How Sentinel Helps Organizations Predict and Prevent Risk and Injury

In the past five years, we’ve been working on government-funded contracts to develop technology for multiple aspects of a Confined Spaces Monitoring System (CSMS).

This workforce health and safety monitoring system has continued to mature through multiple funding efforts and technology milestones.
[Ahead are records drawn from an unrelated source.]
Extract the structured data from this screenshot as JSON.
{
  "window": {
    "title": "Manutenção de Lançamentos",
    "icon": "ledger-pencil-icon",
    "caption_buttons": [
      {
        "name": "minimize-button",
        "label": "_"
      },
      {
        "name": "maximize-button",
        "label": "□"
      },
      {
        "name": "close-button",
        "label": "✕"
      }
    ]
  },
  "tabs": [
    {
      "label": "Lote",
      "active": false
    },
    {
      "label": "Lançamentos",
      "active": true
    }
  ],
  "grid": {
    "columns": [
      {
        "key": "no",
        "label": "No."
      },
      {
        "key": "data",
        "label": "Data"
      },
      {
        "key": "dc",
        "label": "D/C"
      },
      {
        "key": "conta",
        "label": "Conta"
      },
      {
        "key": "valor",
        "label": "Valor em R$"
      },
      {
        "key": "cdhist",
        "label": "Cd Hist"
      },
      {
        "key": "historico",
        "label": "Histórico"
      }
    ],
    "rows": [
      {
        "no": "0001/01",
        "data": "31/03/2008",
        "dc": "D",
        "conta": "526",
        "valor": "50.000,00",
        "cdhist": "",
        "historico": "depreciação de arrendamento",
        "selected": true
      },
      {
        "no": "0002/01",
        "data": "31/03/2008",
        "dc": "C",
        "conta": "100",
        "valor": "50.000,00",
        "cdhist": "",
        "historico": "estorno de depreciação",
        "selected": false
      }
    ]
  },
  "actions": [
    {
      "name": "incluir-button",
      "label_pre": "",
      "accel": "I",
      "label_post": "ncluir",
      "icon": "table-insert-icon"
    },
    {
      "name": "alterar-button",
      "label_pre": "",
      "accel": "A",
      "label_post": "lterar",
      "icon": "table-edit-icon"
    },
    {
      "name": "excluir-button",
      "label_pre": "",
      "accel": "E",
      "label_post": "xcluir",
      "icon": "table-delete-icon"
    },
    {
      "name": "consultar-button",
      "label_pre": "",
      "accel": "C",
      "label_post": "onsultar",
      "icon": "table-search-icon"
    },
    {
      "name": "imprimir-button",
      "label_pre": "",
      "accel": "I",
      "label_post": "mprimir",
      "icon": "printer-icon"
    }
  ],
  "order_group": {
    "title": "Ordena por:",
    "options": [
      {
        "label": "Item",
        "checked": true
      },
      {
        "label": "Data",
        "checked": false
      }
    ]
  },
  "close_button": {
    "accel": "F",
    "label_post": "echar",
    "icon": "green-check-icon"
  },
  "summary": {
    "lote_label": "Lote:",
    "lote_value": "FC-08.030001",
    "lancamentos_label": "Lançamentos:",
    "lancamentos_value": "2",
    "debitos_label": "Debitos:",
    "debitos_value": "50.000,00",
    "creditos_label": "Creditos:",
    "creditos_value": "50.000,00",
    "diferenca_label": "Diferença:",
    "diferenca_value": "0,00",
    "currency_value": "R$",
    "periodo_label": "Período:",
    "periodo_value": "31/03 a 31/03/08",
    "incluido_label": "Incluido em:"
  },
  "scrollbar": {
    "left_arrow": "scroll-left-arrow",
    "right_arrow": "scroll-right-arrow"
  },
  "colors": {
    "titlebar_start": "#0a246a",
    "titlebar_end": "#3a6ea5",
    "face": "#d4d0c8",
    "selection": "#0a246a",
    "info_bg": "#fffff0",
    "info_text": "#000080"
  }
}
The system is now known as SafeGuard™ and uses cutting-edge technology including AI-powered analytics, military-grade cybersecurity, and the latest in wearable sensors to provide continuous and real-time monitoring for your team.
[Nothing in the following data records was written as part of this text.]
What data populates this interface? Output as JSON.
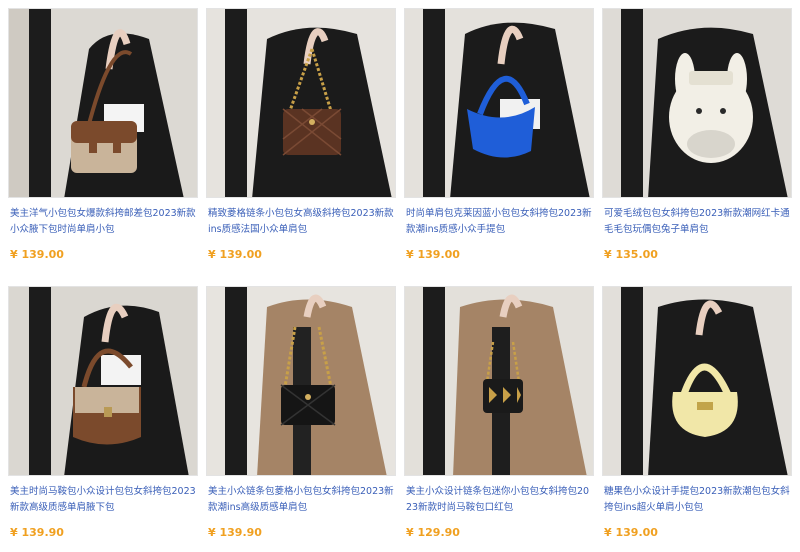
{
  "colors": {
    "link": "#3a5fb8",
    "price": "#f0a020",
    "border": "#e3e3e3"
  },
  "products": [
    {
      "title": "美主洋气小包包女爆款斜挎邮差包2023新款小众腋下包时尚单肩小包",
      "price": "¥ 139.00",
      "bag_color": "#8a6a4e",
      "bag_name": "brown-flap-bag"
    },
    {
      "title": "精致菱格链条小包包女高级斜挎包2023新款ins质感法国小众单肩包",
      "price": "¥ 139.00",
      "bag_color": "#5a3322",
      "bag_name": "quilted-chain-bag"
    },
    {
      "title": "时尚单肩包克莱因蓝小包包女斜挎包2023新款潮ins质感小众手提包",
      "price": "¥ 139.00",
      "bag_color": "#1f5ed8",
      "bag_name": "blue-hobo-bag"
    },
    {
      "title": "可爱毛绒包包女斜挎包2023新款潮网红卡通毛毛包玩偶包兔子单肩包",
      "price": "¥ 135.00",
      "bag_color": "#f2efe6",
      "bag_name": "plush-bunny-bag"
    },
    {
      "title": "美主时尚马鞍包小众设计包包女斜挎包2023新款高级质感单肩腋下包",
      "price": "¥ 139.90",
      "bag_color": "#a58466",
      "bag_name": "saddle-bag"
    },
    {
      "title": "美主小众链条包菱格小包包女斜挎包2023新款潮ins高级质感单肩包",
      "price": "¥ 139.90",
      "bag_color": "#151515",
      "bag_name": "black-chain-bag"
    },
    {
      "title": "美主小众设计链条包迷你小包包女斜挎包2023新款时尚马鞍包口红包",
      "price": "¥ 129.90",
      "bag_color": "#1a1a1a",
      "bag_name": "mini-diamond-bag"
    },
    {
      "title": "糖果色小众设计手提包2023新款潮包包女斜挎包ins超火单肩小包包",
      "price": "¥ 139.00",
      "bag_color": "#f1e7a8",
      "bag_name": "yellow-handbag"
    }
  ]
}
We look forward to having conversations with company leaders around health and safety policies and procedures along with related VPPPA perspectives and Occupational Safety and Health Administration (OSHA) regulations.
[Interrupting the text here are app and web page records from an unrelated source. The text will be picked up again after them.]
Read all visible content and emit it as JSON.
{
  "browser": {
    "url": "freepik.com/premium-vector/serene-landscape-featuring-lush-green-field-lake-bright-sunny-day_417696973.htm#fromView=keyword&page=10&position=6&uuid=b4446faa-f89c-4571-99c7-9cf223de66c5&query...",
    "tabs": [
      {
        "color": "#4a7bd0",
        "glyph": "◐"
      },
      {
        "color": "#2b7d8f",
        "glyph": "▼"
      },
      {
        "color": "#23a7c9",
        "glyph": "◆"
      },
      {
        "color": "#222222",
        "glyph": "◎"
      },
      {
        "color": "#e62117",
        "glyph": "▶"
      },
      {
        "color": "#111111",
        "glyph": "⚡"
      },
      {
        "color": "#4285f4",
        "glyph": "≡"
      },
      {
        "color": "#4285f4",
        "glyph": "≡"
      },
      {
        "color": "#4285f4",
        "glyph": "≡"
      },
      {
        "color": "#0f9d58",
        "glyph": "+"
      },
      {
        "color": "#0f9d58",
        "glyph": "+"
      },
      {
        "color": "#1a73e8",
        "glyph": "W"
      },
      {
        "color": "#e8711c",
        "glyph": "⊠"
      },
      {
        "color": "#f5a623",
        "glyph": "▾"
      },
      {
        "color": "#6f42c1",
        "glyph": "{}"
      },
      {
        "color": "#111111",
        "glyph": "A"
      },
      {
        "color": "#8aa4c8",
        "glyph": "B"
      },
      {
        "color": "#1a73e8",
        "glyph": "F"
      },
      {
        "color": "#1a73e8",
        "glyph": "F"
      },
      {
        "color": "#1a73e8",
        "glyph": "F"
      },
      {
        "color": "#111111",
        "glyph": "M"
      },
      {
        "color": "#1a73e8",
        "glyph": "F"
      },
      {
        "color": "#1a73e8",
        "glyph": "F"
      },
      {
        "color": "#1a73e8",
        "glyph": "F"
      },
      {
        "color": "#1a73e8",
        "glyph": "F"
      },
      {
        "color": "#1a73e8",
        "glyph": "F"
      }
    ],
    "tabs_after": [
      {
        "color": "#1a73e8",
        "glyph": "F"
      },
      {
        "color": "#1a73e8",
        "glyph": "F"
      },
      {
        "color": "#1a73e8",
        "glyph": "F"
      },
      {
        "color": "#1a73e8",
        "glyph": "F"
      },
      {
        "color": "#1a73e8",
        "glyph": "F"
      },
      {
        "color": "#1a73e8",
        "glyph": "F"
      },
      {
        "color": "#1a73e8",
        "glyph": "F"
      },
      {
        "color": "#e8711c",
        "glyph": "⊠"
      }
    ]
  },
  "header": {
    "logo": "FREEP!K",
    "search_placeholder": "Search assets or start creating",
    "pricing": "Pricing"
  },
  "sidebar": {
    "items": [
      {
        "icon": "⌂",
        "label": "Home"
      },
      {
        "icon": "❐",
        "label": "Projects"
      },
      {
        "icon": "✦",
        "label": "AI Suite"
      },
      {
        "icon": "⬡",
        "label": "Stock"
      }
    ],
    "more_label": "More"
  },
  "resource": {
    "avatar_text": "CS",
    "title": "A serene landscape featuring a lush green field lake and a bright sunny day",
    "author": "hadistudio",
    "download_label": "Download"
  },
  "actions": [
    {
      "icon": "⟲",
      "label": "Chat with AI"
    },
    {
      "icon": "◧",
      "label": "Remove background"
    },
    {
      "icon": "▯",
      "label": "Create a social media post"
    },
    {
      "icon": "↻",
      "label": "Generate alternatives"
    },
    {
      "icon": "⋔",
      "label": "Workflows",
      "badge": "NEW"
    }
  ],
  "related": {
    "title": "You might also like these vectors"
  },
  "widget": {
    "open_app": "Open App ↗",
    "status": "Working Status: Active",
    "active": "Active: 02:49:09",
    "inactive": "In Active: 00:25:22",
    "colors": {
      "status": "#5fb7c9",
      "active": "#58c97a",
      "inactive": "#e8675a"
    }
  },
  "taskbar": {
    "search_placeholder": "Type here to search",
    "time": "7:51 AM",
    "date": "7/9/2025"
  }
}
Jacqueline "Jackie" Annis is an industrial hygienist with the Office of Partnerships and Recognition, Directorate of Cooperative and State Programs in OSHA’s National Office.  Jackie’s primary responsibilities include developing and overseeing internal policies and procedures for the VPP, reviewing VPP on-site evaluation reports for process safety management information, serving as the National Office liaison for two of OSHA’s ten Regions, and facilitating the management of OSHA’s National Strategic Partnership Program.  She is an integral part of OSHA’s National Office team. 

She has served with the Agency for 36 years, including five years as a senior industrial hygienist in OSHA’s Office of Health Enforcement, Directorate of Enforcement Programs in the National Office and 17 years as a compliance safety and health officer in the Denver, CO Area Office.  Prior to her tenure at OSHA, Jackie worked as an industrial hygienist for the Department of the Navy in Alameda, California.  Jackie obtained a Bachelor of Science degree from Old Dominion University in Norfolk, VA in 1983.

Wayne Howard earned a B.S. in Chemical Engineering from UC Davis and has spent 12 years with Shell (at Martinez) refinery, 3 years with the consulting firm Process Safety, 15 years with Valero (at Benicia), and the last 10 years in the Corporate Process Safety Department. He is the Valero representative to AFPM's Advancing Process Safety Initiative.

Nathan Obaugh, PE is a senior engineer in the Safety and Operational Excellence Group at NuStar Energy. Nathan has over 10 years of PSM and process design experience in the petrochemical, refining and midstream industries. At NuStar, Nathan oversees all elements of the corporate PSM program and works directly on hazard analysis, process safety studies, PSM/RMP audits and provides process engineering support to the operations and capital projects groups.

Jared Teter, PhD is a senior staff scientist with a background in physics and hazards analysis. He has extensive experience in subscale testing of energetic materials and has served as program manager for several large testing and risk management projects. He has applied engineering and risk management protocols while evaluating the risk associated with propellant and explosives manufacturing, combustible dust, and other hazardous material related processes.

Tim Belitz has a degree in Environmental Health/Industrial Hygiene from Old Dominion University and a Master’s from Duke University. He has over 25 years of Industrial Health Safety and Environmental Experience and is a Certified Safety Professional. He has many years focused on Contractor Management and Process Safety programs.

Rob Walker graduated from Virginia Tech in Microbiology and Chemical Engineering. Rob has almost 35 years of experience working in the chemical plant and refining industry. His passion for Process Safety and Mechanical Integrity began very early in his career. Rob began with his current company, Honeywell, back in 2011.

Prasad Joshi has B.S. and M.S. Degrees in Chemical Engineering from two universities in India. Prasad has over 30 years’ experience in the business. He began with Honeywell in May 2022 as Principal Maintenance Engineer. He has worked internationally in Asia and Europe.